Artcyclopedia entries for artists mentioned in the text:
Boston Marathon, by Joseph Phelan
Philadelphia is for Art Lovers, by Joseph Phelan
Featured on the Web: Understanding Islamic Art and its Influence, by Joseph Phelan
Independence Day: Sanford R. Gifford and the Hudson River School, by Joseph Phelan
The "Look" of Mel Gibson's The Passion of the Christ, by Joseph Phelan
The Importance of Being Odd: Nerdrum's Challenge to Modernism, by Paul A. Cantor
Advent Calendar 2003, narrated by Joseph Phelan
If Paintings Could Talk: Paul Johnson's Art: A New History, by Joseph Phelan
Mad Max [Max Beckmann], by Joseph Phelan

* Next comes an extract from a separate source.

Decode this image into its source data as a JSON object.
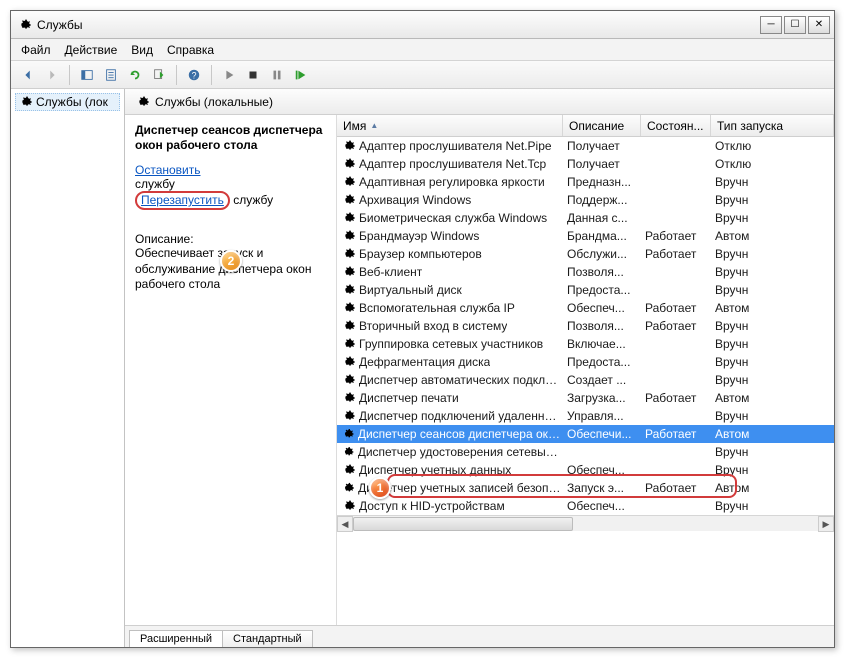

Marsden Hartley: The Return of the Native, by Joseph Phelan
Jean-Antoine Houdon: Sculptor of the Enlightenment, by Joseph Phelan
Frederic Remington's Nocturnes, by Joseph Phelan
Magnificenza! Titian and Michelangelo, Manet and Velazquez, by Joseph Phelan
Masterful Leonardo and Graphic Dürer, by Joseph Phelan
Favorite Online Art Museum Features, by Joseph Phelan
Studies for Masterpieces, by John Malyon
Portrait of the Artist as a Serial Killer, by Joseph Phelan
Renoir's Travelling, Bonnard's "At Home", by Joseph Phelan
The Philosopher as Hero: Raphael's The School of Athens, by Joseph Phelan
The Greatest Works of Art of Western Civilization
Celebrating Heroes; Celebrating Benjamin West, by Joseph Phelan
Chasing the Red Deer into the American Sublime (Education and the Art Museum, Part II), by Joseph Phelan
Planning Your Summer Vacation, by Joseph Phelan
Education and the Art Museum, Part I, by Joseph Phelan
Unsung Griots of American Painting, by Joseph Phelan
The British Museum COMPASS Project, interview by Joseph Phelan
Robert Hughes, Time Magazine Art Critic: Biography and Writings
Software review: Le Louvre: The Virtual Visit on DVD-ROM, by Joseph Phelan
Tragedy and Triumph at Arles: Van Gogh and Gauguin, by Joseph Phelan
Her Last Bow: Sister Wendy in America, by Joseph Phelan
Love, Death and Resurrection: The Paintings of Stanley Spencer, by Joseph Phelan
Who is Rodin's Thinker?, by Joseph Phelan
Celebrations North and South, by Joseph Phelan
Rubens and his Age, by Joseph Phelan
Great Reproductions of Great Paintings
The Passion of Christ, by Joseph Phelan
Edouard Manet: Public Spaces, Private Dreams, by Joseph Phelan
Henry Moore and the British Museum: The Great Conversation, by Joseph Phelan
Notorious Portraits, Part II, by John Malyon
Notorious Portraits, Part I, by John Malyon
The Other Michelangelo, by Joseph Phelan
The Art of Drawing, by Joseph Phelan
Poussin and the Heroic Landscape, by Joseph Phelan
Great Art Museums Online, by Joseph Phelan
Venetian Painting and the Rise of Landscape, by Joseph Phelan
Forbidden Visions: Mythology in Art, by Joseph Phelan
Themes in Art: The Passion of Christ, by Joseph Phelan
Web site review: Christus Rex
Web site review: National Gallery of Art, Washington, D.C., by Joseph Phelan
Online exhibit review: Inuit Art: The World Around Me, by John Malyon
Poll: Who is Producing the Most Interesting Art Today? (Results)
Poll: Who is Producing the Most Interesting Art Today? (Part II)
Poll: Who is Producing the Most Interesting Art Today? (Part I)
Spotlight on The Louvre Museum
Spotlight on Impressionism
Spotlight on Optical Art
Spotlight on Animals in Art
Spotlight on Surrealism
Spotlight on Sculpture
Spotlight on Women in the Arts
Spotlight on The Golden Age of Illustration
Spotlight on Vincent van Gogh
Spotlight on Great Art